WORK ORDER: Every record below is to be restated word for word, and no picture is to be copied.

##############################

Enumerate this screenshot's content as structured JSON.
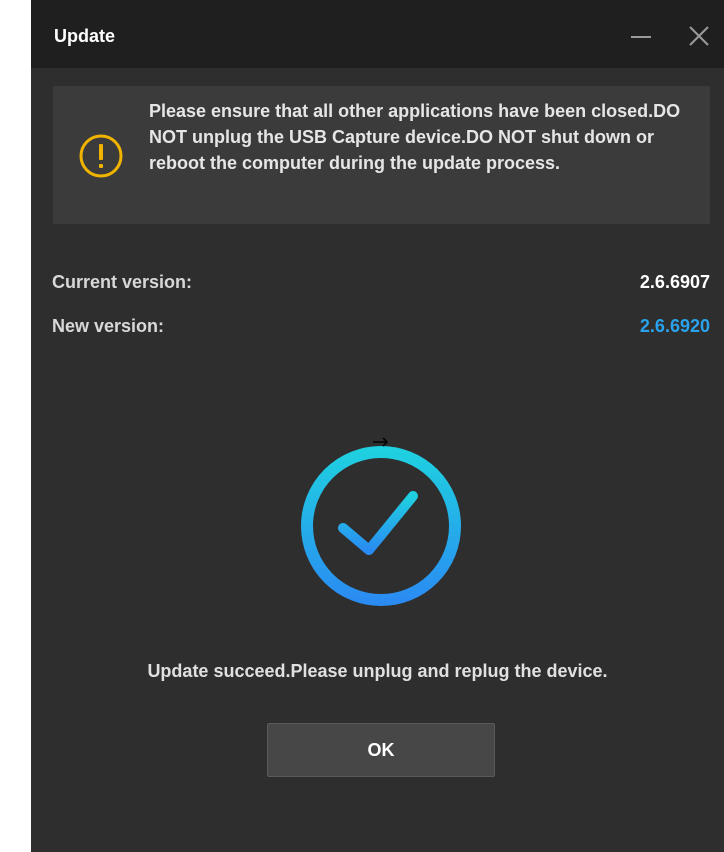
{
  "window": {
    "title": "Update"
  },
  "titlebar": {
    "minimize_icon": "minimize-icon",
    "close_icon": "close-icon"
  },
  "warning": {
    "icon": "warning-icon",
    "color": "#f0b400",
    "text": "Please ensure that all other applications have been closed.DO NOT unplug the USB Capture device.DO NOT shut down or reboot the computer during the update process."
  },
  "versions": {
    "current_label": "Current version:",
    "current_value": "2.6.6907",
    "new_label": "New version:",
    "new_value": "2.6.6920",
    "new_value_color": "#2aa3ec"
  },
  "status": {
    "icon": "success-check-icon",
    "progress": 1.0,
    "ring_colors": [
      "#1fd0e0",
      "#2a8cf2"
    ],
    "message": "Update succeed.Please unplug and replug the device."
  },
  "actions": {
    "ok_label": "OK"
  }
}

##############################

ANSWER FOR THE TASK:
Enumerate this screenshot's content as structured JSON.
{
  "window": {
    "title": "Update"
  },
  "titlebar": {
    "minimize_icon": "minimize-icon",
    "close_icon": "close-icon"
  },
  "warning": {
    "icon": "warning-icon",
    "color": "#f0b400",
    "text": "Please ensure that all other applications have been closed.DO NOT unplug the USB Capture device.DO NOT shut down or reboot the computer during the update process."
  },
  "versions": {
    "current_label": "Current version:",
    "current_value": "2.6.6907",
    "new_label": "New version:",
    "new_value": "2.6.6920",
    "new_value_color": "#2aa3ec"
  },
  "status": {
    "icon": "success-check-icon",
    "progress": 1.0,
    "ring_colors": [
      "#1fd0e0",
      "#2a8cf2"
    ],
    "message": "Update succeed.Please unplug and replug the device."
  },
  "actions": {
    "ok_label": "OK"
  }
}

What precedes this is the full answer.